## Exercise instructions
Keep only the lines of the material below that contain the word "icon". Copy those lines.

## Data records
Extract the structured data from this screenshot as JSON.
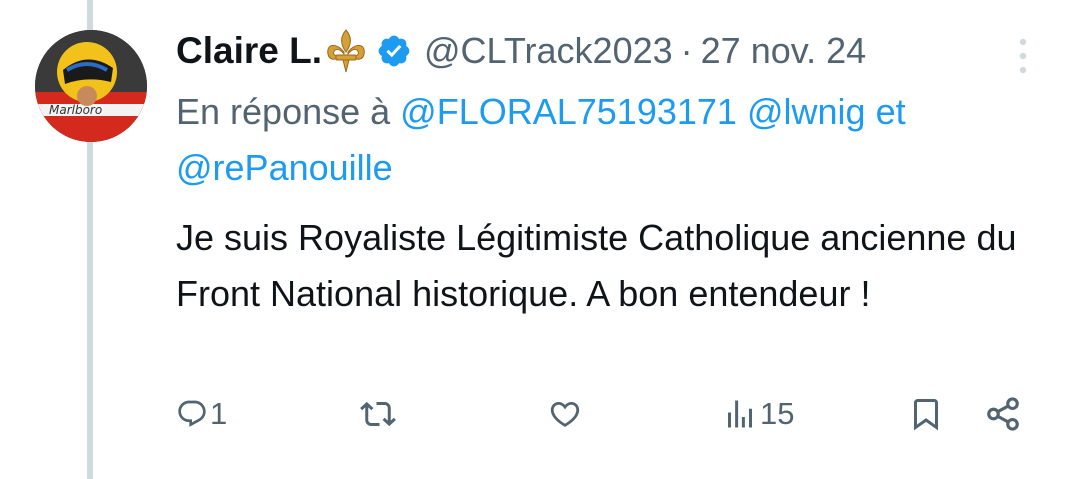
{
  "author": {
    "name": "Claire L.",
    "handle": "@CLTrack2023",
    "separator": "·",
    "date": "27 nov. 24",
    "emoji_icon": "fleur-de-lis-icon",
    "verified_icon": "verified-badge-icon"
  },
  "reply": {
    "prefix": "En réponse à",
    "mention_1": "@FLORAL75193171",
    "mention_2": "@lwnig",
    "conjunction": "et",
    "mention_3": "@rePanouille"
  },
  "tweet": {
    "text": "Je suis Royaliste Légitimiste Catholique ancienne du Front National historique. A bon entendeur !"
  },
  "actions": {
    "reply_count": "1",
    "retweet_count": "",
    "like_count": "",
    "views_count": "15"
  },
  "colors": {
    "accent": "#1d9bf0",
    "secondary_text": "#536471",
    "primary_text": "#0f1419",
    "thread_line": "#cfd9de",
    "fleur_gold": "#d4a037"
  }
}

## Answer below
    "emoji_icon": "fleur-de-lis-icon",
    "verified_icon": "verified-badge-icon"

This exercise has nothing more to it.